Scavenging on a pulsed resource: quality matters for corvids but density for mammals.

Authors:
Jenny Mattisson
Jenny Mattisson
Norwegian Institute for Nature Research
Norway

BMC Ecol 2017 06 15;17(1):22. Epub 2017 Jun 15.

Inland Norway University of Applied Sciences, 2418, Elverum, Norway.

Background: Human food subsidies can provide predictable food sources in large quantities for wildlife species worldwide. In the boreal forest of Fennoscandia, gut piles from moose (Alces alces) harvest provide a potentially important food source for a range of opportunistically scavenging predators. Increased populations of predators can negatively affect threatened or important game species. As a response to this, restrictions on field dressing of moose are under consideration in parts of Norway. However, there is a lack of research to how this resource is utilized. In this study, we used camera-trap data from 50 gut piles during 1043 monitoring days. We estimated depletion of gut piles separately for parts with high and low energy content, and used these results to scale up gut pile density in the study area. We identified scavenger species and analyzed the influences of gut pile quality and density on scavenging behavior of mammals and corvids (family Corvidae).

Results: Main scavengers were corvids and red fox (Vulpes vulpes). Parts with high energy content were rapidly consumed, mainly by corvids that were present at all gut piles shortly after the remains were left at the kill site. Corvid presence declined with days since harvest, reflecting reduction in gut pile quality over time independent of gut pile density. Mammals arrived 7-8 days later at the gut piles than corvids, and their presence depended only on gut pile density with a peak at intermediate densities. The decline at high gut pile densities suggest a saturation effect, which could explain accumulation of gut pile parts with low energy content.

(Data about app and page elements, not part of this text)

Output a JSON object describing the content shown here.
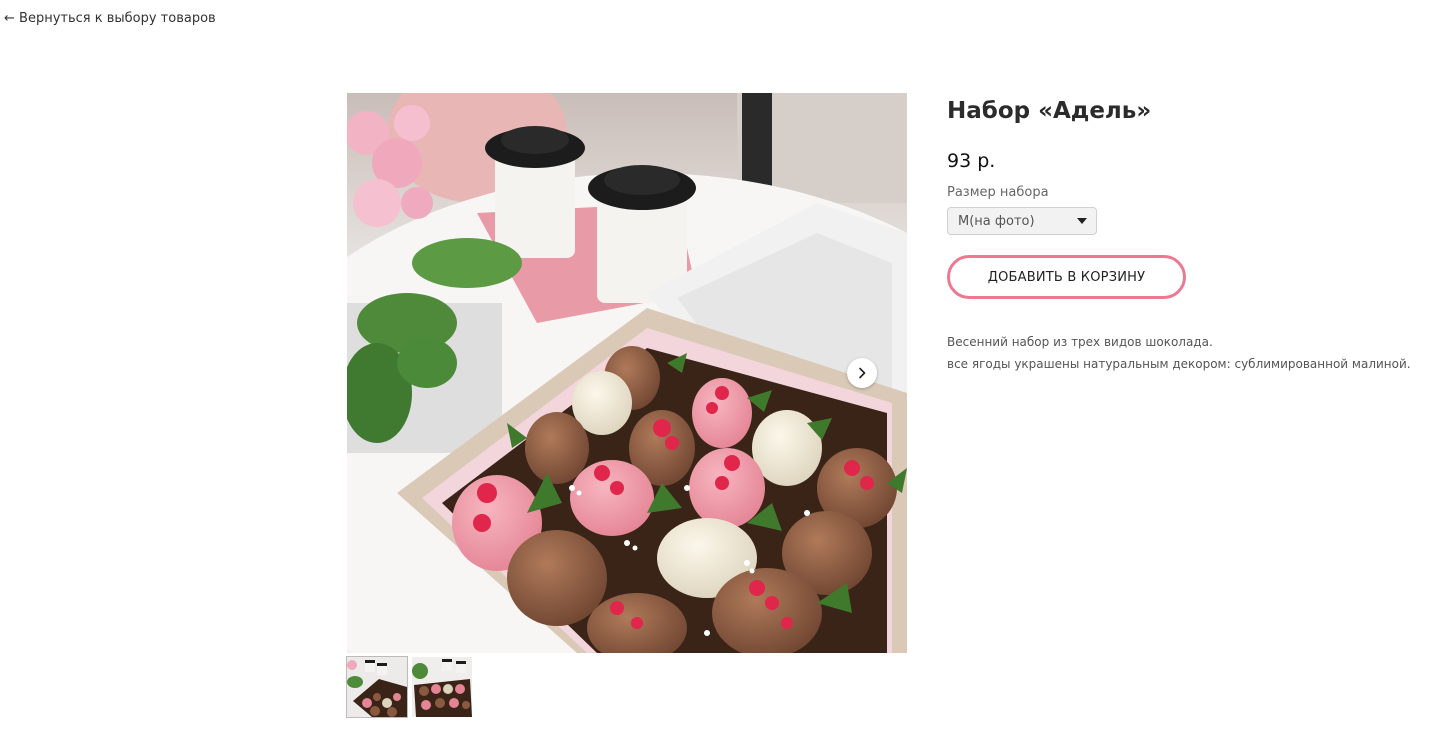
{
  "nav": {
    "back_label": "← Вернуться к выбору товаров"
  },
  "product": {
    "title": "Набор «Адель»",
    "price": "93 р.",
    "option_label": "Размер набора",
    "selected_option": "M(на фото)",
    "add_to_cart_label": "ДОБАВИТЬ В КОРЗИНУ",
    "description_lines": [
      "Весенний набор из трех видов шоколада.",
      "все ягоды украшены натуральным декором: сублимированной малиной."
    ]
  },
  "gallery": {
    "image_alt": "chocolate-covered strawberries box",
    "thumbnail_count": 2,
    "active_thumbnail": 1
  },
  "colors": {
    "accent": "#ee7891",
    "title": "#2b2b2b",
    "text_muted": "#555555"
  },
  "icons": {
    "next": "chevron-right-icon"
  }
}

Conclusions: This study shows that remains from moose harvest can potentially be an important food resource for scavengers, as it was utilized to a high degree by many species. This study gives novel insight into how energy content and density of resources affect scavenging patterns among functional groups of scavengers.

Download full-text PDF

Source
http://dx.doi.org/10.1186/s12898-017-0132-1DOI Listing
http://www.ncbi.nlm.nih.gov/pmc/articles/PMC5472881PMC

Still can't find the full text of the article?

Sign up to send a request to the authors directly.
June 2017
8 Reads

Publication Analysis

Top Keywords

gut pile
28
gut piles
20
energy content
12
gut
12
pile density
12
parts high
8
density mammals
8
pile quality
8
low energy
8
pile
7
density
6
corvids
5
piles
5
resource quality
4
study area
4
area identified
4
density study
4
scale gut
4
scavenging
4
saturation explain
4

References

(Supplied by CrossRef)
Article in Ecol Lett
D Oro et al.
Ecol Lett 2013
Article in J Appl Ecol
G Bino et al.
J Appl Ecol 2010
Article in J Anim Ecol
J-M Pons et al.
J Anim Ecol 1995
Article in Ibis
EC Steigerwald et al.
Ibis 2015
Article in Anim Conserv
P Tixier et al.
Anim Conserv 2015
Article in PLoS ONE
D Oro et al.
PLoS ONE 2009
Article in Ecol Appl
A Margalida et al.
Ecol Appl 2014
Article in J Appl Ecol
A Martínez-Abraín et al.
J Appl Ecol 2012
Article in Oecologia
L Ruffino et al.
Oecologia 2013
Article in Ecol Appl
M Carrete et al.
Ecol Appl 2006
Article in J Wildl Manag
MA Haroldson et al.
J Wildl Manag 2004

Similar Publications